So, the Yoshi and Falcon fans amongst you should again note that Nintendo Land comes out on November 18th, either bundled with the $349.99 Wii U Deluxe Set or comes sold separately for a $59.99 price tag.
Last fall, eyeballs got seriously smacked by the neon-flecked awesome of Nitronic Rush, an arcade racer built by students at DigiPen. Some of those same developers are making a spiritual sequel to that game called Distance.
You can really see the beginnings of a stronger approach to the same gameplay idea in this pre-alpha trailer. Distance looks a good deal prettier and shows off some clever touches like a more detailed gameworld and flying/gliding sequences. I especially like having the HUD on the car itself, as it's a nice way to keep the screen uncluttered and let the art direction shine. If you like what you see, head over to the Kickstarter page for Distance and offer up what your heart dictates.
With most of New York City shut down—no trains, no buses, some evacuations—those of us at Kotaku who normally work in the main office are working from home. That's me, Evan, Jason, Chris and Tina. So we're home, looking out our windows as trees begin to bend, winds begin to howl and... is that rain blowing upwards?
Yeah, we've got Hurricane Sandy on our minds. But we'd rather think of some less damaging storms. The Legend of Zelda: Ocarina of Time's Song of Storms comes to mind. It's no storm, but rather a song Link plays to summon a brief and useful bit of wind and rain. That's my kind of weather event.
Share your picks for gaming's most impressive storms below.
Here's the official launch trailer for Assassin's Creed III, which comes out tomorrow for PS3 and Xbox 360. Meet Ratonhnhaké:ton, adopted name Connor. Meet George Washington. Muskets. Axes. Large ships. Bloody killings. All that jazz.

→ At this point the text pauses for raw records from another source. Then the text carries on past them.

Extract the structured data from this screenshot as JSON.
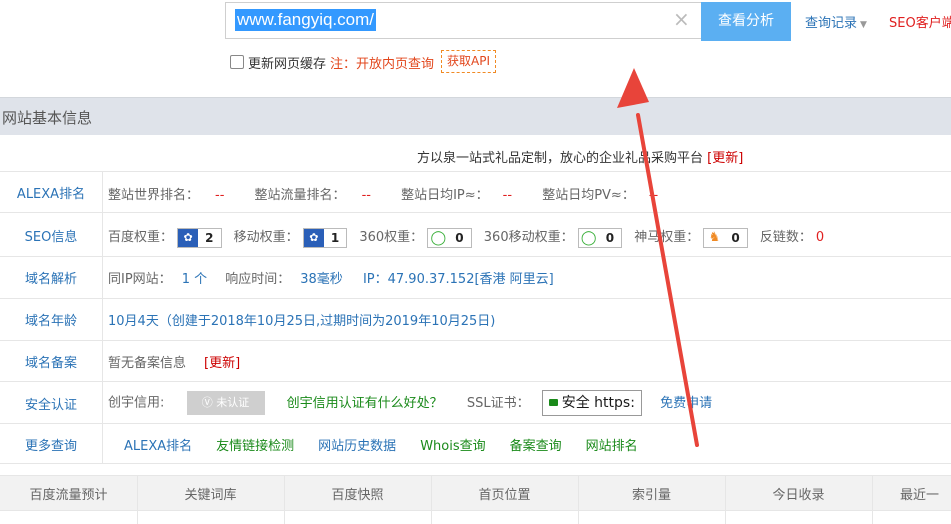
{
  "search": {
    "value": "www.fangyiq.com/",
    "analyze_label": "查看分析",
    "history_label": "查询记录",
    "seo_client_label": "SEO客户端"
  },
  "options": {
    "refresh_cache_label": "更新网页缓存",
    "note": "注：开放内页查询",
    "api_label": "获取API"
  },
  "section": {
    "title": "网站基本信息",
    "description": "方以泉一站式礼品定制，放心的企业礼品采购平台",
    "update_label": "[更新]"
  },
  "alexa": {
    "label": "ALEXA排名",
    "world_rank_label": "整站世界排名：",
    "world_rank_value": "--",
    "traffic_rank_label": "整站流量排名：",
    "traffic_rank_value": "--",
    "daily_ip_label": "整站日均IP≈：",
    "daily_ip_value": "--",
    "daily_pv_label": "整站日均PV≈：",
    "daily_pv_value": "--"
  },
  "seo": {
    "label": "SEO信息",
    "baidu_label": "百度权重：",
    "baidu_value": "2",
    "mobile_label": "移动权重：",
    "mobile_value": "1",
    "s360_label": "360权重：",
    "s360_value": "0",
    "s360m_label": "360移动权重：",
    "s360m_value": "0",
    "shenma_label": "神马权重：",
    "shenma_value": "0",
    "backlinks_label": "反链数：",
    "backlinks_value": "0"
  },
  "dns": {
    "label": "域名解析",
    "same_ip_label": "同IP网站：",
    "same_ip_value": "1 个",
    "response_label": "响应时间：",
    "response_value": "38毫秒",
    "ip_label": "IP：",
    "ip_value": "47.90.37.152[香港 阿里云]"
  },
  "age": {
    "label": "域名年龄",
    "value": "10月4天（创建于2018年10月25日,过期时间为2019年10月25日)"
  },
  "icp": {
    "label": "域名备案",
    "value": "暂无备案信息",
    "update_label": "[更新]"
  },
  "security": {
    "label": "安全认证",
    "trust_label": "创宇信用:",
    "trust_badge": "未认证",
    "trust_link": "创宇信用认证有什么好处？",
    "ssl_label": "SSL证书：",
    "ssl_badge": "安全 https:",
    "ssl_apply": "免费申请"
  },
  "more": {
    "label": "更多查询",
    "links": [
      "ALEXA排名",
      "友情链接检测",
      "网站历史数据",
      "Whois查询",
      "备案查询",
      "网站排名"
    ]
  },
  "table_header": [
    "百度流量预计",
    "关键词库",
    "百度快照",
    "首页位置",
    "索引量",
    "今日收录",
    "最近一"
  ],
  "colors": {
    "accent": "#5baff2",
    "link": "#2b73b6",
    "warn": "#e02020",
    "arrow": "#e8443a"
  }
}
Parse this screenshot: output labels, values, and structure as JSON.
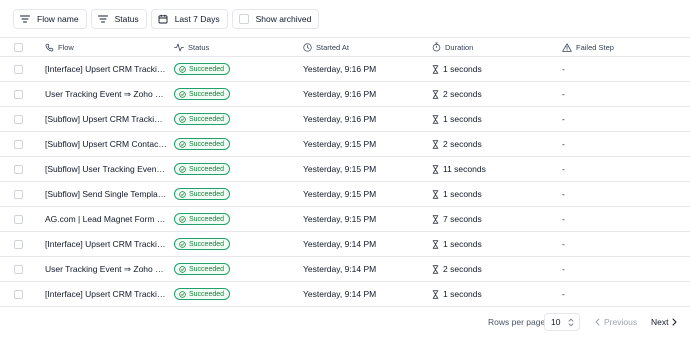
{
  "filters": {
    "flow_name": "Flow name",
    "status": "Status",
    "date_range": "Last 7 Days",
    "show_archived": "Show archived"
  },
  "table": {
    "headers": {
      "flow": "Flow",
      "status": "Status",
      "started_at": "Started At",
      "duration": "Duration",
      "failed_step": "Failed Step"
    },
    "rows": [
      {
        "flow": "[Interface] Upsert CRM Tracking Event",
        "status": "Succeeded",
        "started_at": "Yesterday, 9:16 PM",
        "duration": "1 seconds",
        "failed_step": "-"
      },
      {
        "flow": "User Tracking Event ⇒ Zoho CRM",
        "status": "Succeeded",
        "started_at": "Yesterday, 9:16 PM",
        "duration": "2 seconds",
        "failed_step": "-"
      },
      {
        "flow": "[Subflow] Upsert CRM Tracking Event",
        "status": "Succeeded",
        "started_at": "Yesterday, 9:16 PM",
        "duration": "1 seconds",
        "failed_step": "-"
      },
      {
        "flow": "[Subflow] Upsert CRM Contact Record",
        "status": "Succeeded",
        "started_at": "Yesterday, 9:15 PM",
        "duration": "2 seconds",
        "failed_step": "-"
      },
      {
        "flow": "[Subflow] User Tracking Event ⇒ CRM",
        "status": "Succeeded",
        "started_at": "Yesterday, 9:15 PM",
        "duration": "11 seconds",
        "failed_step": "-"
      },
      {
        "flow": "[Subflow] Send Single Templated Email",
        "status": "Succeeded",
        "started_at": "Yesterday, 9:15 PM",
        "duration": "1 seconds",
        "failed_step": "-"
      },
      {
        "flow": "AG.com | Lead Magnet Form ⇒ Zoho CRM",
        "status": "Succeeded",
        "started_at": "Yesterday, 9:15 PM",
        "duration": "7 seconds",
        "failed_step": "-"
      },
      {
        "flow": "[Interface] Upsert CRM Tracking Event",
        "status": "Succeeded",
        "started_at": "Yesterday, 9:14 PM",
        "duration": "1 seconds",
        "failed_step": "-"
      },
      {
        "flow": "User Tracking Event ⇒ Zoho CRM",
        "status": "Succeeded",
        "started_at": "Yesterday, 9:14 PM",
        "duration": "2 seconds",
        "failed_step": "-"
      },
      {
        "flow": "[Interface] Upsert CRM Tracking Event",
        "status": "Succeeded",
        "started_at": "Yesterday, 9:14 PM",
        "duration": "1 seconds",
        "failed_step": "-"
      }
    ]
  },
  "pagination": {
    "rows_per_page_label": "Rows per page",
    "rows_per_page_value": "10",
    "previous_label": "Previous",
    "next_label": "Next"
  },
  "colors": {
    "success_border": "#22a06b",
    "success_text": "#15803d",
    "border": "#e5e7eb"
  },
  "icons": {
    "flow_name_filter": "filter-lines-icon",
    "status_filter": "filter-lines-icon",
    "date_filter": "calendar-icon",
    "flow_header": "phone-flow-icon",
    "status_header": "activity-icon",
    "started_header": "clock-icon",
    "duration_header": "stopwatch-icon",
    "failed_header": "warning-triangle-icon",
    "badge": "check-circle-icon",
    "duration_cell": "hourglass-icon"
  }
}
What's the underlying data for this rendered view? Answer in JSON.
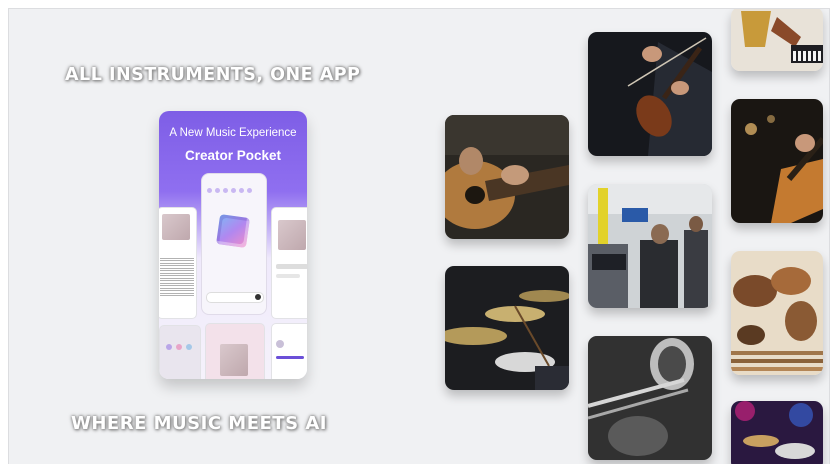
{
  "headline_top": "ALL INSTRUMENTS, ONE APP",
  "headline_bottom": "WHERE MUSIC MEETS AI",
  "promo": {
    "title": "A New Music Experience",
    "app_name": "Creator Pocket"
  },
  "photos": [
    {
      "name": "acoustic-guitar-photo"
    },
    {
      "name": "violin-photo"
    },
    {
      "name": "saxophone-keyboard-photo"
    },
    {
      "name": "electric-bass-photo"
    },
    {
      "name": "keyboard-booth-photo"
    },
    {
      "name": "drum-kit-photo"
    },
    {
      "name": "percussion-instruments-photo"
    },
    {
      "name": "trombone-photo"
    },
    {
      "name": "stage-drums-photo"
    }
  ],
  "colors": {
    "background": "#f0f1f3",
    "promo_purple": "#7e5ee6"
  }
}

I've never been a huge fan of Assassin's Creed, but there's something really appealing about this setting. I'm pretty psyched to hack away at revolutionary soldiers and sneak through the woods of New England as a half-Native American assassin dude. What do you think?